■ **What to produce**
Show each line in the listing below that contains the word "delightful".

━━━ Data for review ━━━

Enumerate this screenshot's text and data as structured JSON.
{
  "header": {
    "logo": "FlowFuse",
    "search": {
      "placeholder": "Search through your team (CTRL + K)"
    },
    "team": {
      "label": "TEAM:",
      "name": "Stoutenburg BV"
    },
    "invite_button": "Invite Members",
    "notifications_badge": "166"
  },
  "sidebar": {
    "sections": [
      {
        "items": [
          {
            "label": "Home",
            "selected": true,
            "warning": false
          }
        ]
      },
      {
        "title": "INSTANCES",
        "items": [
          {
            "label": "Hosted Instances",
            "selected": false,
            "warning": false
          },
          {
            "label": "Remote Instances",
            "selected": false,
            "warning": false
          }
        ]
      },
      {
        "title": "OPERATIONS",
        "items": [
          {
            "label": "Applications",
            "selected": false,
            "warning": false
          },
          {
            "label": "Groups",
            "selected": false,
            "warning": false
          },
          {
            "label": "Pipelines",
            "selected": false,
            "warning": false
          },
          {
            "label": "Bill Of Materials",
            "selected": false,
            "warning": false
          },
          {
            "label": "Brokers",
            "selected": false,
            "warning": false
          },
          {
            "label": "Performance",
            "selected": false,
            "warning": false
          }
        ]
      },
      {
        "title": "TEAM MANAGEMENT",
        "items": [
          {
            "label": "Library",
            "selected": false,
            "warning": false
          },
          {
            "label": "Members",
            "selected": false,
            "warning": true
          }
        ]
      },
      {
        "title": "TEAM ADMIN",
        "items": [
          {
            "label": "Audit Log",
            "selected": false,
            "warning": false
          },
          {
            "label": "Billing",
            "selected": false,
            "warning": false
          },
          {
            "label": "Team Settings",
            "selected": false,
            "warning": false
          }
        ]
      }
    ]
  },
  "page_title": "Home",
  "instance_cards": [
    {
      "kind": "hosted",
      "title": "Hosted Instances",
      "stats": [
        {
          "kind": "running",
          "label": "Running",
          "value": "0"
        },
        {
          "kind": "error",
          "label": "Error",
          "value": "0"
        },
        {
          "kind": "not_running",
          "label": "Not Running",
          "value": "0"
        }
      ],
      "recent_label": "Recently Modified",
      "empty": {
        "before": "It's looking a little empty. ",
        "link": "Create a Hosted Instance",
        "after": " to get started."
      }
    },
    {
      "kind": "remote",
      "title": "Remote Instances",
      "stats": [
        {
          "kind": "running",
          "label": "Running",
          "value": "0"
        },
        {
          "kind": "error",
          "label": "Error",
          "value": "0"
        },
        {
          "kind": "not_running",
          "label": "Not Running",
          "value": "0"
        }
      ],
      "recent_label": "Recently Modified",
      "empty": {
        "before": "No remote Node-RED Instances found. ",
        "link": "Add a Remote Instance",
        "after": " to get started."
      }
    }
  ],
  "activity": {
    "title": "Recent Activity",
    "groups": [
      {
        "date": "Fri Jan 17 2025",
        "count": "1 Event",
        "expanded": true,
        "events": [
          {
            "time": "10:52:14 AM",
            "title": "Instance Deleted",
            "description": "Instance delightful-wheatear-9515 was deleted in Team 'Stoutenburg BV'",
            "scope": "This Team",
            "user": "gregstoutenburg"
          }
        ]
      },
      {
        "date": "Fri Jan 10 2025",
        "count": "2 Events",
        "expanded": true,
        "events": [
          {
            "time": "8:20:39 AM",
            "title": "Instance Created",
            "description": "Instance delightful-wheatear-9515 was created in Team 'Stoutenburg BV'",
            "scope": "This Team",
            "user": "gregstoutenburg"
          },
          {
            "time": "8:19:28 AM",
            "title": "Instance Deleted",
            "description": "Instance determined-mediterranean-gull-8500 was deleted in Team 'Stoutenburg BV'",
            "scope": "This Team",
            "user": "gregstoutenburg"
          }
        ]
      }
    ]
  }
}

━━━

■ **Task response**
            "description": "Instance delightful-wheatear-9515 was deleted in Team 'Stoutenburg BV'",
            "description": "Instance delightful-wheatear-9515 was created in Team 'Stoutenburg BV'",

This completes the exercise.